PROBLEM STATEMENT -> Scan the entries below for the word "view" and copy every line where it turns up.

[Website and app data records]
● ● ● ● ● ● ●

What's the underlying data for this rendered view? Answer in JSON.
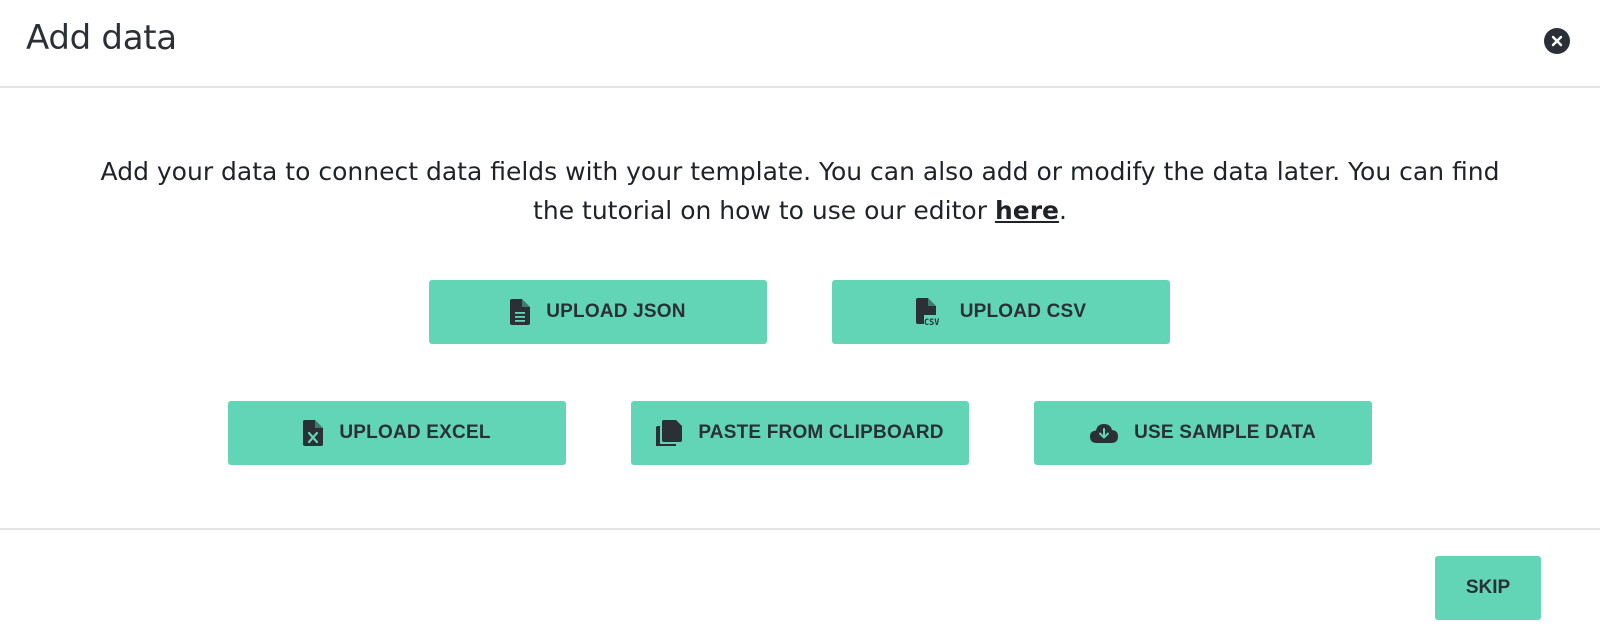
{
  "dialog": {
    "title": "Add data",
    "close_icon": "close-icon"
  },
  "description": {
    "text": "Add your data to connect data fields with your template. You can also add or modify the data later. You can find the tutorial on how to use our editor ",
    "link_text": "here",
    "suffix": "."
  },
  "buttons": {
    "upload_json": {
      "label": "UPLOAD JSON",
      "icon": "file-json-icon"
    },
    "upload_csv": {
      "label": "UPLOAD CSV",
      "icon": "file-csv-icon"
    },
    "upload_excel": {
      "label": "UPLOAD EXCEL",
      "icon": "file-excel-icon"
    },
    "paste_clipboard": {
      "label": "PASTE FROM CLIPBOARD",
      "icon": "clipboard-icon"
    },
    "sample_data": {
      "label": "USE SAMPLE DATA",
      "icon": "cloud-download-icon"
    }
  },
  "footer": {
    "skip_label": "SKIP"
  },
  "colors": {
    "accent": "#61d5b6",
    "text": "#2b3036",
    "divider": "#e1e3e6"
  }
}
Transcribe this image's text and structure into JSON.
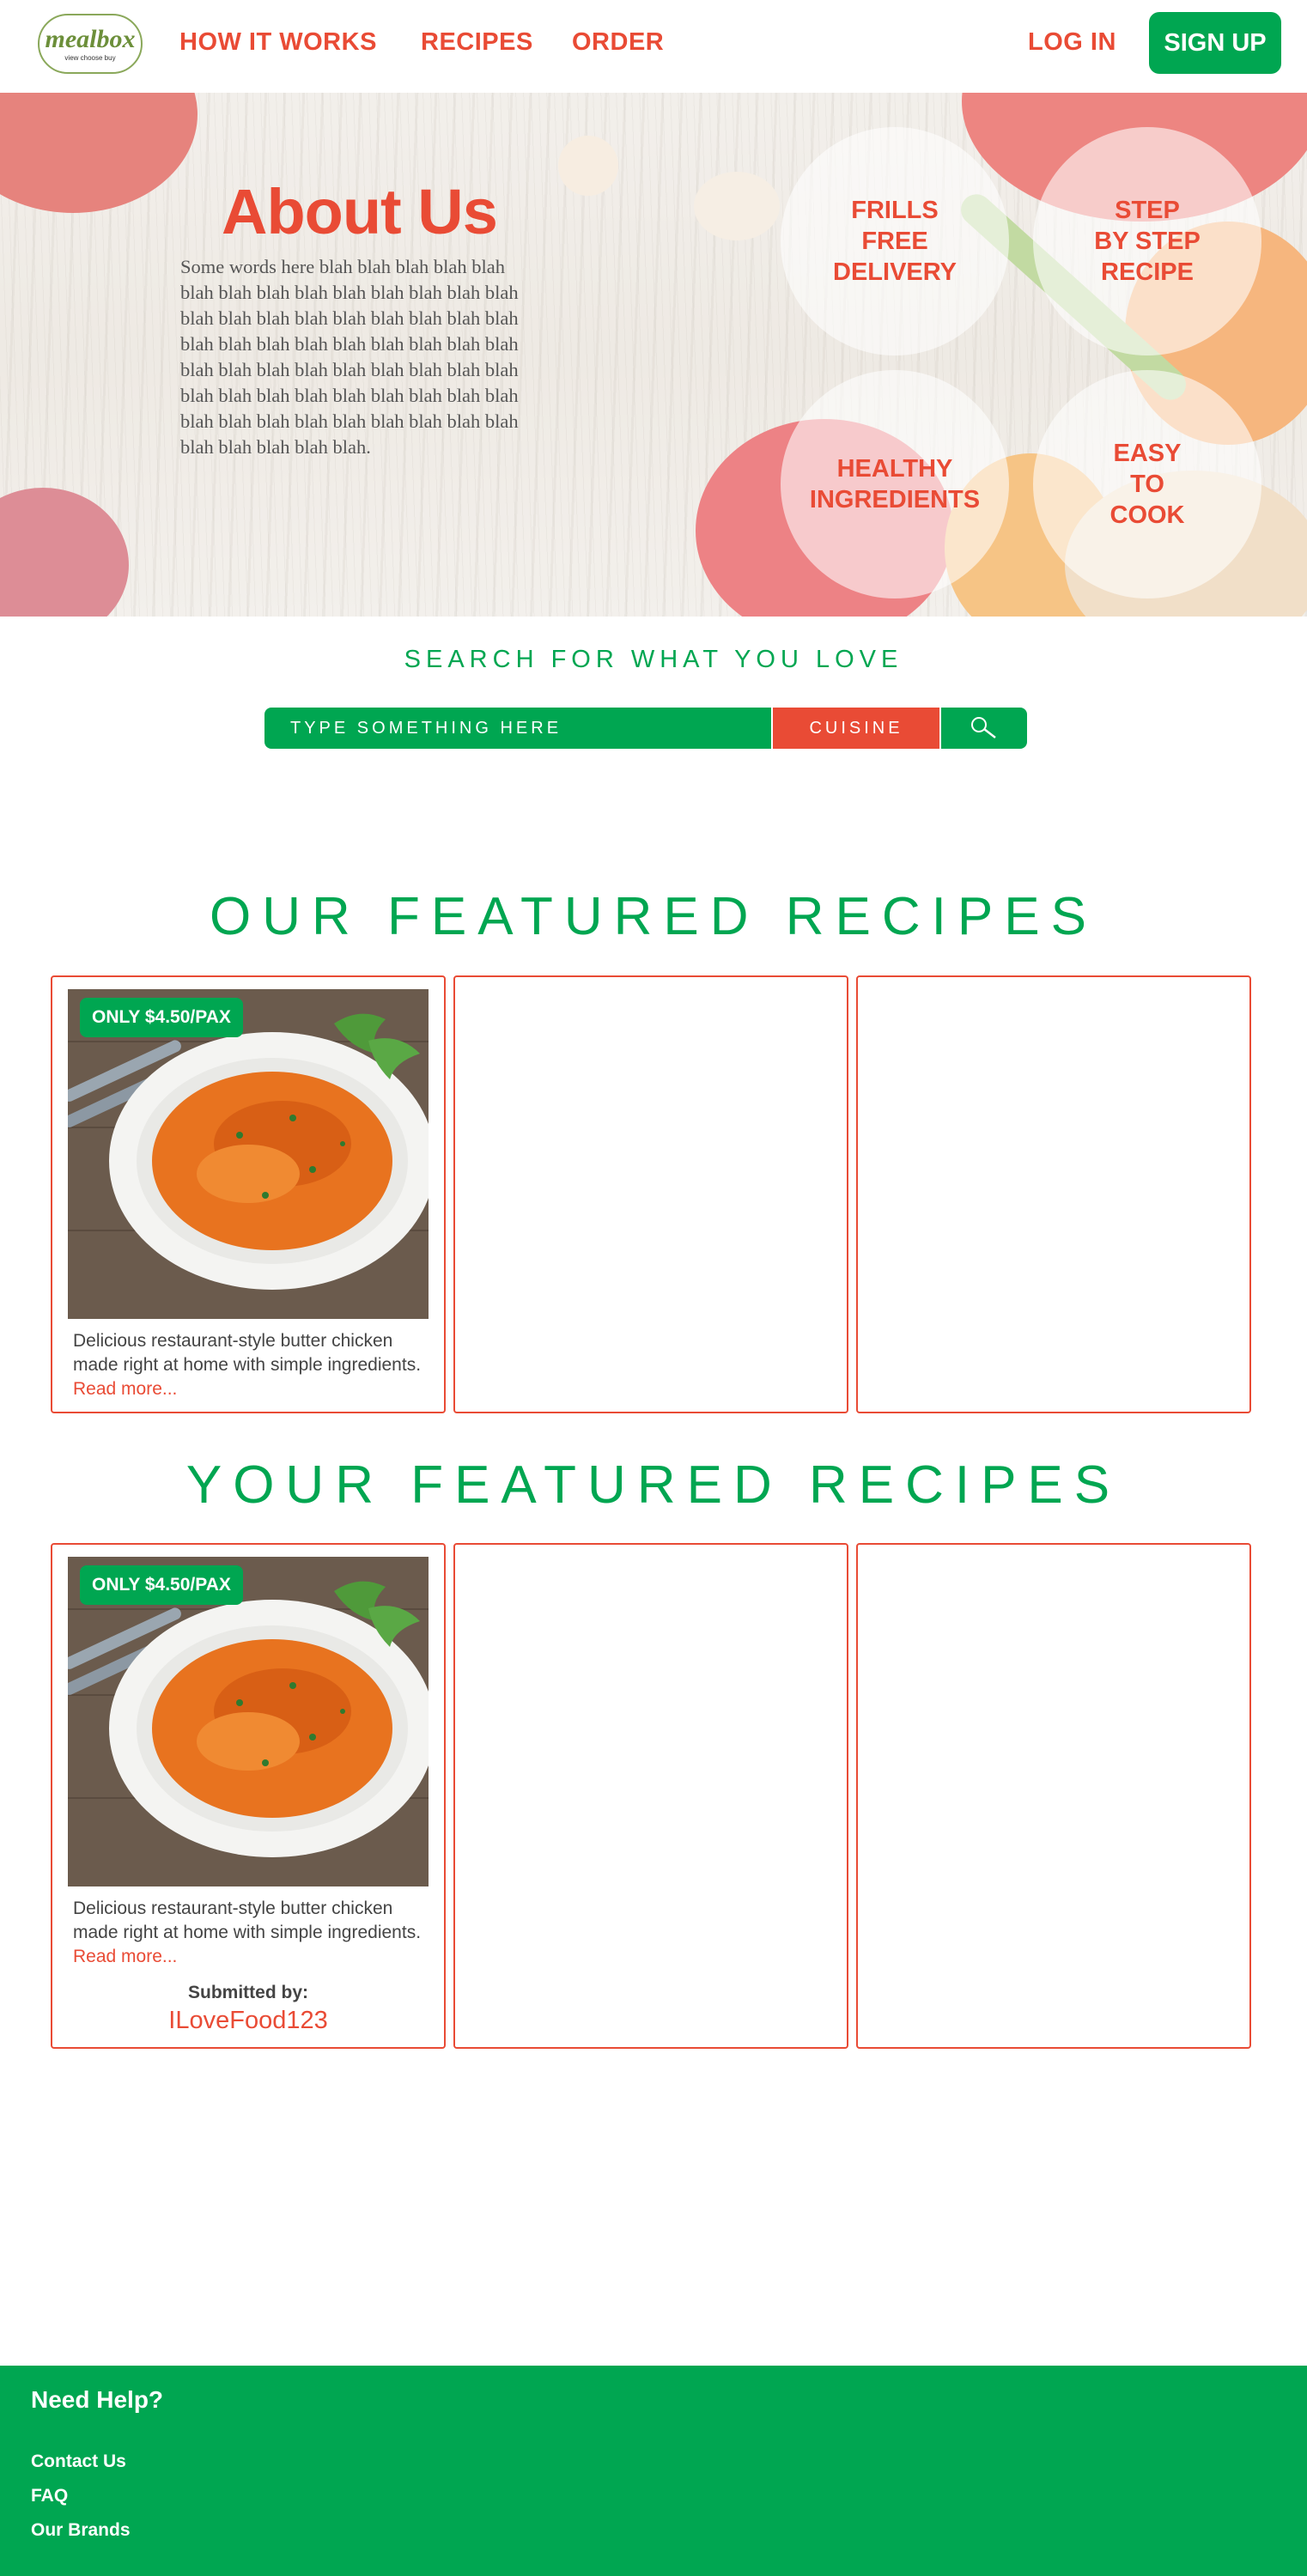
{
  "header": {
    "logo_text": "mealbox",
    "logo_tagline": "view choose buy",
    "nav": [
      "HOW IT WORKS",
      "RECIPES",
      "ORDER"
    ],
    "login_label": "LOG IN",
    "signup_label": "SIGN UP"
  },
  "hero": {
    "title": "About Us",
    "text": "Some words here blah blah blah blah blah blah blah blah blah blah blah blah blah blah blah blah blah blah blah blah blah blah blah blah blah blah blah blah blah blah blah blah blah blah blah blah blah blah blah blah blah blah blah blah blah blah blah blah blah blah blah blah blah blah blah blah blah blah blah blah blah blah blah blah.",
    "features": [
      "FRILLS\nFREE\nDELIVERY",
      "STEP\nBY STEP\nRECIPE",
      "HEALTHY\nINGREDIENTS",
      "EASY\nTO\nCOOK"
    ]
  },
  "search": {
    "heading": "SEARCH FOR WHAT YOU LOVE",
    "placeholder": "TYPE SOMETHING HERE",
    "cuisine_label": "CUISINE"
  },
  "our_featured": {
    "heading": "OUR FEATURED RECIPES",
    "cards": [
      {
        "badge": "ONLY $4.50/PAX",
        "description": "Delicious restaurant-style butter chicken made right at home with simple ingredients.",
        "read_more": "Read more..."
      }
    ]
  },
  "your_featured": {
    "heading": "YOUR FEATURED RECIPES",
    "cards": [
      {
        "badge": "ONLY $4.50/PAX",
        "description": "Delicious restaurant-style butter chicken made right at home with simple ingredients.",
        "read_more": "Read more...",
        "submitted_label": "Submitted by:",
        "submitted_user": "ILoveFood123"
      }
    ]
  },
  "footer": {
    "title": "Need Help?",
    "links": [
      "Contact Us",
      "FAQ",
      "Our Brands"
    ]
  },
  "colors": {
    "brand_red": "#e94b35",
    "brand_green": "#00a651"
  }
}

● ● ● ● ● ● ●

ANSWER BOX ->
What's the underlying data for this rendered view? Answer in JSON.
    "logo_tagline": "view choose buy",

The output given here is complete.